* **Data supplied**:
#####
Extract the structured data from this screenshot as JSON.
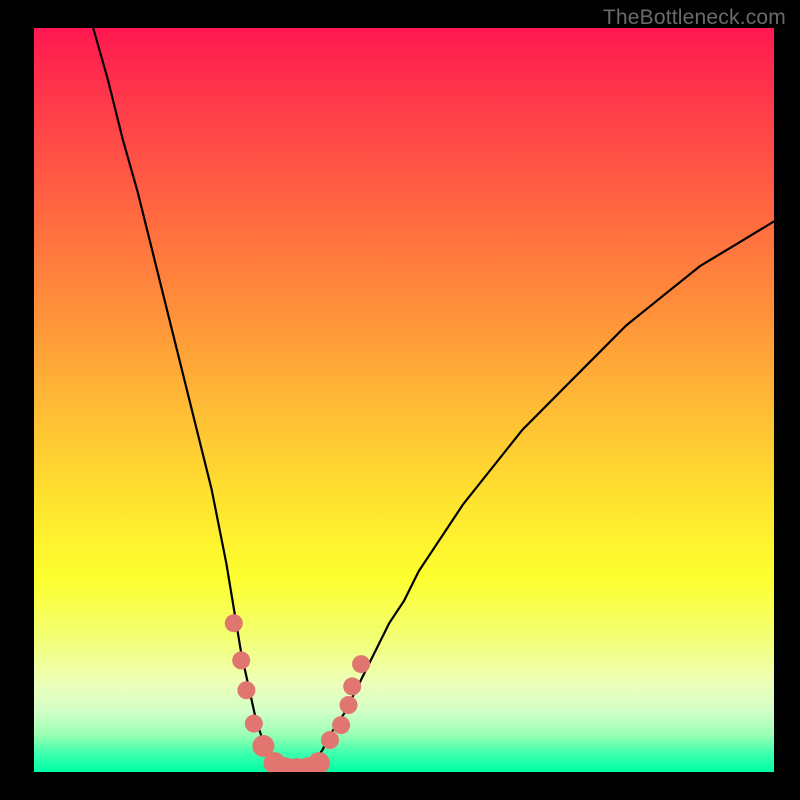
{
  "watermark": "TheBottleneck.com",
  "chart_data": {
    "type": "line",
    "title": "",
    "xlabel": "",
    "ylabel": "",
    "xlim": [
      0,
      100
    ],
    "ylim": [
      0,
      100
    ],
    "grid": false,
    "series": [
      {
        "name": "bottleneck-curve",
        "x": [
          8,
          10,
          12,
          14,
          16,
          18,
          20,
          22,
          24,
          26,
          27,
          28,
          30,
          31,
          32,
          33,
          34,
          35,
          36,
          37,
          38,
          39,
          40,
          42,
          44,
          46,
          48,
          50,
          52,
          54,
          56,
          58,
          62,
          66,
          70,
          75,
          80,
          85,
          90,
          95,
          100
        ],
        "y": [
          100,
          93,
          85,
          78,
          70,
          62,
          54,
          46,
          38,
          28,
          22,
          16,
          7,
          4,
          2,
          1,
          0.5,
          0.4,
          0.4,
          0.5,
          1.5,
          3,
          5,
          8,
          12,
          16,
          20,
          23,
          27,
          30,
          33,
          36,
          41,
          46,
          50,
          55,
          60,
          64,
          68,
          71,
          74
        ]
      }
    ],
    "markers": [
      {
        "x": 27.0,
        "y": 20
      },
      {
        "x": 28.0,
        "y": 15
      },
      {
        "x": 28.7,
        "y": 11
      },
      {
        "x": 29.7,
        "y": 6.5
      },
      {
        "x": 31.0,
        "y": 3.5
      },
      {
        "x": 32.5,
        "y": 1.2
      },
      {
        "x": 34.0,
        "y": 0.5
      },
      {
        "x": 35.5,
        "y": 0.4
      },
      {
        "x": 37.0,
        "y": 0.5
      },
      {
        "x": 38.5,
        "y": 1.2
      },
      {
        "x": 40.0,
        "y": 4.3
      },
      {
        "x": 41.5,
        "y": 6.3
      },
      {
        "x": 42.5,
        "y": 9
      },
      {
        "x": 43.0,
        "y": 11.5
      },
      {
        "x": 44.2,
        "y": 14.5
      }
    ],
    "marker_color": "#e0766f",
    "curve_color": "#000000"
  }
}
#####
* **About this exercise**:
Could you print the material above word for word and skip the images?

* **Task output**:
Extract the structured data from this screenshot as JSON.
{
  "watermark": "TheBottleneck.com",
  "chart_data": {
    "type": "line",
    "title": "",
    "xlabel": "",
    "ylabel": "",
    "xlim": [
      0,
      100
    ],
    "ylim": [
      0,
      100
    ],
    "grid": false,
    "series": [
      {
        "name": "bottleneck-curve",
        "x": [
          8,
          10,
          12,
          14,
          16,
          18,
          20,
          22,
          24,
          26,
          27,
          28,
          30,
          31,
          32,
          33,
          34,
          35,
          36,
          37,
          38,
          39,
          40,
          42,
          44,
          46,
          48,
          50,
          52,
          54,
          56,
          58,
          62,
          66,
          70,
          75,
          80,
          85,
          90,
          95,
          100
        ],
        "y": [
          100,
          93,
          85,
          78,
          70,
          62,
          54,
          46,
          38,
          28,
          22,
          16,
          7,
          4,
          2,
          1,
          0.5,
          0.4,
          0.4,
          0.5,
          1.5,
          3,
          5,
          8,
          12,
          16,
          20,
          23,
          27,
          30,
          33,
          36,
          41,
          46,
          50,
          55,
          60,
          64,
          68,
          71,
          74
        ]
      }
    ],
    "markers": [
      {
        "x": 27.0,
        "y": 20
      },
      {
        "x": 28.0,
        "y": 15
      },
      {
        "x": 28.7,
        "y": 11
      },
      {
        "x": 29.7,
        "y": 6.5
      },
      {
        "x": 31.0,
        "y": 3.5
      },
      {
        "x": 32.5,
        "y": 1.2
      },
      {
        "x": 34.0,
        "y": 0.5
      },
      {
        "x": 35.5,
        "y": 0.4
      },
      {
        "x": 37.0,
        "y": 0.5
      },
      {
        "x": 38.5,
        "y": 1.2
      },
      {
        "x": 40.0,
        "y": 4.3
      },
      {
        "x": 41.5,
        "y": 6.3
      },
      {
        "x": 42.5,
        "y": 9
      },
      {
        "x": 43.0,
        "y": 11.5
      },
      {
        "x": 44.2,
        "y": 14.5
      }
    ],
    "marker_color": "#e0766f",
    "curve_color": "#000000"
  }
}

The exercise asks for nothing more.